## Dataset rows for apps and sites
========================================

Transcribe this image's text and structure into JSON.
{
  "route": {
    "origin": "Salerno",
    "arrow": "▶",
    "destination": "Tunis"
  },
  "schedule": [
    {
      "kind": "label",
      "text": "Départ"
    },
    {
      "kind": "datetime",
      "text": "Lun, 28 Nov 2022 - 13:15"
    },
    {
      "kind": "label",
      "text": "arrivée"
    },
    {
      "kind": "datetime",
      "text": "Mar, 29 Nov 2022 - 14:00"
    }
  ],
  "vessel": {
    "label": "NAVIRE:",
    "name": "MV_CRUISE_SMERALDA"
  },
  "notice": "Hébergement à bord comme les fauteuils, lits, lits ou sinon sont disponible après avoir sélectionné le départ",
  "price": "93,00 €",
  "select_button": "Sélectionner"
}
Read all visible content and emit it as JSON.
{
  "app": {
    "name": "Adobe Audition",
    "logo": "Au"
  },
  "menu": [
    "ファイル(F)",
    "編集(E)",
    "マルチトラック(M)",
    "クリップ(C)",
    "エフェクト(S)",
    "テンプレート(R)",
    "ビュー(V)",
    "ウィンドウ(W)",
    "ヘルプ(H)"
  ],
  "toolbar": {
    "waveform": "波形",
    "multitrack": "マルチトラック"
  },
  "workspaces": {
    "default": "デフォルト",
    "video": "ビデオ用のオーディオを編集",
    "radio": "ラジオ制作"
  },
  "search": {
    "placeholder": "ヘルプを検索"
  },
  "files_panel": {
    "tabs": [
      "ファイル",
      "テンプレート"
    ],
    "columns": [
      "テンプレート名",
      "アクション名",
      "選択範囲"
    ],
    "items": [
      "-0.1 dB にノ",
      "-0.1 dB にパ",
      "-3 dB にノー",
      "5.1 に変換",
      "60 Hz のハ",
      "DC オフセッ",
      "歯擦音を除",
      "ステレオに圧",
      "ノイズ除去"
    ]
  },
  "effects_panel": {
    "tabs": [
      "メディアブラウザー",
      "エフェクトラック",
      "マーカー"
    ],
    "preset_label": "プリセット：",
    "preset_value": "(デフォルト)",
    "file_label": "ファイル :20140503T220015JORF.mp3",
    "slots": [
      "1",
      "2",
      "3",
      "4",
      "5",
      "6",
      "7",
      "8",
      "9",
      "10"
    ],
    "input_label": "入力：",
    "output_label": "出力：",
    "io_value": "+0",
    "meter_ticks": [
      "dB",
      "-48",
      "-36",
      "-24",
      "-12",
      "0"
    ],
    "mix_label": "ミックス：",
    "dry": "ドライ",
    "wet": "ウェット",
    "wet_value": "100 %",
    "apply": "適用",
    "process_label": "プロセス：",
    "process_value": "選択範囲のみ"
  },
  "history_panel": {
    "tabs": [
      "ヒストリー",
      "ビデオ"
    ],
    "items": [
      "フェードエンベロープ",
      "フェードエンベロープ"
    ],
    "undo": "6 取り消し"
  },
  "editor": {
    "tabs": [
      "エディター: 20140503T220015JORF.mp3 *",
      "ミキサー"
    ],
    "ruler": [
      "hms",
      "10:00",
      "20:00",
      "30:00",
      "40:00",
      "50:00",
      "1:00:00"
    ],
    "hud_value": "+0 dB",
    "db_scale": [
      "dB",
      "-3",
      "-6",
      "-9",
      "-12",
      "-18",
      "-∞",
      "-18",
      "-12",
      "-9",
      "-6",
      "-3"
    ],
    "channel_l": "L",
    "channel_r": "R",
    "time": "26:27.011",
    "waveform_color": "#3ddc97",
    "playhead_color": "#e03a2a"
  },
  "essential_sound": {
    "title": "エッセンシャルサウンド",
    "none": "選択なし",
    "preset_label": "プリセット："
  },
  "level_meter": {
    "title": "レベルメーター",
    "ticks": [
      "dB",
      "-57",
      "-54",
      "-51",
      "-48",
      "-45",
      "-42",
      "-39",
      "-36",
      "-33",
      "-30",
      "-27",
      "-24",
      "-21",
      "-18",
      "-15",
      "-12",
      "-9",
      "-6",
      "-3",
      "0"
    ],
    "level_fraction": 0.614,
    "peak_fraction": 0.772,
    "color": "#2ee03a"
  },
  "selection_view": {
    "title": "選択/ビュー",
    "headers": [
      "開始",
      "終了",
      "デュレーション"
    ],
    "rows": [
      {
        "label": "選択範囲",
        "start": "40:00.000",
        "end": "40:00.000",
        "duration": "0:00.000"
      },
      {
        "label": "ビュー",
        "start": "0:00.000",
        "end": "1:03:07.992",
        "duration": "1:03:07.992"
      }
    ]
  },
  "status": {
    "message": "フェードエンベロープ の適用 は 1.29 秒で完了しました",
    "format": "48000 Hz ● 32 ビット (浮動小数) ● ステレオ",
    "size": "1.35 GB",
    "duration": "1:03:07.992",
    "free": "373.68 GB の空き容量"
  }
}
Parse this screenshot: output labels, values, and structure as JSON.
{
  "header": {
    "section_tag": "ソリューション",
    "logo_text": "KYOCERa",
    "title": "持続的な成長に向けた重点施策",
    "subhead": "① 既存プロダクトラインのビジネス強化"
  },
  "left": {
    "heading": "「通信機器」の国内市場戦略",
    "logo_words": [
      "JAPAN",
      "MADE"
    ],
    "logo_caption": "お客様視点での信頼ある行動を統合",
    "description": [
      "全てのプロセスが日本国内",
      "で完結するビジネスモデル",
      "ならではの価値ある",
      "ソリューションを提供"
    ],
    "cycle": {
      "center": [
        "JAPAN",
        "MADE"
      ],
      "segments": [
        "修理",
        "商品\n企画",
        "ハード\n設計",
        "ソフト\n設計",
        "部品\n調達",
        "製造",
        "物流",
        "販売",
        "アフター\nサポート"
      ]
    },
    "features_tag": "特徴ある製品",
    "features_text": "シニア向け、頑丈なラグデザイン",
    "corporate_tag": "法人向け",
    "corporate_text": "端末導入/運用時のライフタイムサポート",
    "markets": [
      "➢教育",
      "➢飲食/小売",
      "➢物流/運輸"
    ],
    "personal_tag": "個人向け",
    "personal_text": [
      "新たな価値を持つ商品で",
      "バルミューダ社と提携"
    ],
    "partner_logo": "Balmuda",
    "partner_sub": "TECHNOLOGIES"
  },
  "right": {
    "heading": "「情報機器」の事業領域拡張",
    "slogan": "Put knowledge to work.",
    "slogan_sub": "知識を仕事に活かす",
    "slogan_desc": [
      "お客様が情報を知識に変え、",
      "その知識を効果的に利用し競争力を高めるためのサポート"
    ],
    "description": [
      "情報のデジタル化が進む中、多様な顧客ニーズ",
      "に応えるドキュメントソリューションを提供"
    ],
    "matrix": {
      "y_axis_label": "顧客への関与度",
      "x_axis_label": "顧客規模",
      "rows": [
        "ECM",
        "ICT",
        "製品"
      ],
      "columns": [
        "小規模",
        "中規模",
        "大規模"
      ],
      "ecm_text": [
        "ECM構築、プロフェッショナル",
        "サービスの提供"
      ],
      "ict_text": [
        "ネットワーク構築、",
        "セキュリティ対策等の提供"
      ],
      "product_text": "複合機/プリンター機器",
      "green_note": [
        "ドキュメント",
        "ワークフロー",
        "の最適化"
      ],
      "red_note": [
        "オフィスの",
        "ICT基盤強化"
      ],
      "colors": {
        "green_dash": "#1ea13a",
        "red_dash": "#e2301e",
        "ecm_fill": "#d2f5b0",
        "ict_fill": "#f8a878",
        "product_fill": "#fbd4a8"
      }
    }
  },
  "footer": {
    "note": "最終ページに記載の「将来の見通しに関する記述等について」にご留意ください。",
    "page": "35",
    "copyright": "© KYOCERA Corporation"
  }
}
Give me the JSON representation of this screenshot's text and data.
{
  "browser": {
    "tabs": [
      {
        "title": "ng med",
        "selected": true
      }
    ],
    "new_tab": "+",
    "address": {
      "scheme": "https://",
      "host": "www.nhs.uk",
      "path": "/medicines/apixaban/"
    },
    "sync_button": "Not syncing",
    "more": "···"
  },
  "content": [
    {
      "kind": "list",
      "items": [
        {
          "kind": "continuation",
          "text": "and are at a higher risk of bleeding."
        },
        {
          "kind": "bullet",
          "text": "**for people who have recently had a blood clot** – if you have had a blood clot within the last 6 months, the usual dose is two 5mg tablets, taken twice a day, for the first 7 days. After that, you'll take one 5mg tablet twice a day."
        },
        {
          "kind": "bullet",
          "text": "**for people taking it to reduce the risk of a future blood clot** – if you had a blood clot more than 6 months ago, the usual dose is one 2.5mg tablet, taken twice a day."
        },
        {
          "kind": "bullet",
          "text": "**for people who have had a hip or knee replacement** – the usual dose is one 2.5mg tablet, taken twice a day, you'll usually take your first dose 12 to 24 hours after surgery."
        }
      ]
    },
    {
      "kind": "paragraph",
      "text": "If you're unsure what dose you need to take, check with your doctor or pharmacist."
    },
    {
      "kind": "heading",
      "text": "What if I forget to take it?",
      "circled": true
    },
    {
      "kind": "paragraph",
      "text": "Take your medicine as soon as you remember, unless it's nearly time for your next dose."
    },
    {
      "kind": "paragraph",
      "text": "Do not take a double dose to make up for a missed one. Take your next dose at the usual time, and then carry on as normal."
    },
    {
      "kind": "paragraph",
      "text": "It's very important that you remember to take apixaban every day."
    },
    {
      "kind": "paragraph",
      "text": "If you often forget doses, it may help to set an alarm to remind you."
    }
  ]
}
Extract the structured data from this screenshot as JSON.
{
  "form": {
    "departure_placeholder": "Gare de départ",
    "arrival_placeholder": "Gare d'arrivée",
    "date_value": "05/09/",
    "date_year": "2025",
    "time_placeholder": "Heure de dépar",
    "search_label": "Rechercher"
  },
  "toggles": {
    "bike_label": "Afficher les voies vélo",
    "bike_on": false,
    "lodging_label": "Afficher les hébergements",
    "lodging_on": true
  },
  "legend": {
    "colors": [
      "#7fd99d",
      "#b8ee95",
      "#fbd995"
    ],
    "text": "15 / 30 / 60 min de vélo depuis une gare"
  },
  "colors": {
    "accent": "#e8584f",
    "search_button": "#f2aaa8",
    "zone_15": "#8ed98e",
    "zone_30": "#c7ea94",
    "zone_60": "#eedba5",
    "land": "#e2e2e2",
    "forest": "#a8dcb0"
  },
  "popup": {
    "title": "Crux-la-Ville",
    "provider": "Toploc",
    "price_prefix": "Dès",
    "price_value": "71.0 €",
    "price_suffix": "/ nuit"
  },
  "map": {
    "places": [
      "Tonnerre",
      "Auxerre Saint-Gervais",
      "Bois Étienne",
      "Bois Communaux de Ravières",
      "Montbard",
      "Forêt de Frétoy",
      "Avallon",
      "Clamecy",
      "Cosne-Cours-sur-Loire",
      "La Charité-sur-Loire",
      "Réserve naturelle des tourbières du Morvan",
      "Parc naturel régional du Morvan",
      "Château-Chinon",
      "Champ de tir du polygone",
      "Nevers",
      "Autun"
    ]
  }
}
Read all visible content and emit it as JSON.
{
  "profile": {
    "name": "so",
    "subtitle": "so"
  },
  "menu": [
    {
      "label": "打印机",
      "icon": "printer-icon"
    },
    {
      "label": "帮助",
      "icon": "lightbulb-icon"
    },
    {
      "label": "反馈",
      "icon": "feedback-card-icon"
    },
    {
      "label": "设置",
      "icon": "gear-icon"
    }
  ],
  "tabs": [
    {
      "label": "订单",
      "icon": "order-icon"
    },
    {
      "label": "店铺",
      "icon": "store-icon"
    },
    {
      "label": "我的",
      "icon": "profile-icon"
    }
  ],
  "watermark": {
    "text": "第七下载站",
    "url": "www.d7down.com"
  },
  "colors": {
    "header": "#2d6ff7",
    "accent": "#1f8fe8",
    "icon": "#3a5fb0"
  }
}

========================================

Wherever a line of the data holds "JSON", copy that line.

## Task result
Transcribe this image's text and structure into JSON.
Read all visible content and emit it as JSON.
Parse this screenshot: output labels, values, and structure as JSON.
Give me the JSON representation of this screenshot's text and data.
Extract the structured data from this screenshot as JSON.
Read all visible content and emit it as JSON.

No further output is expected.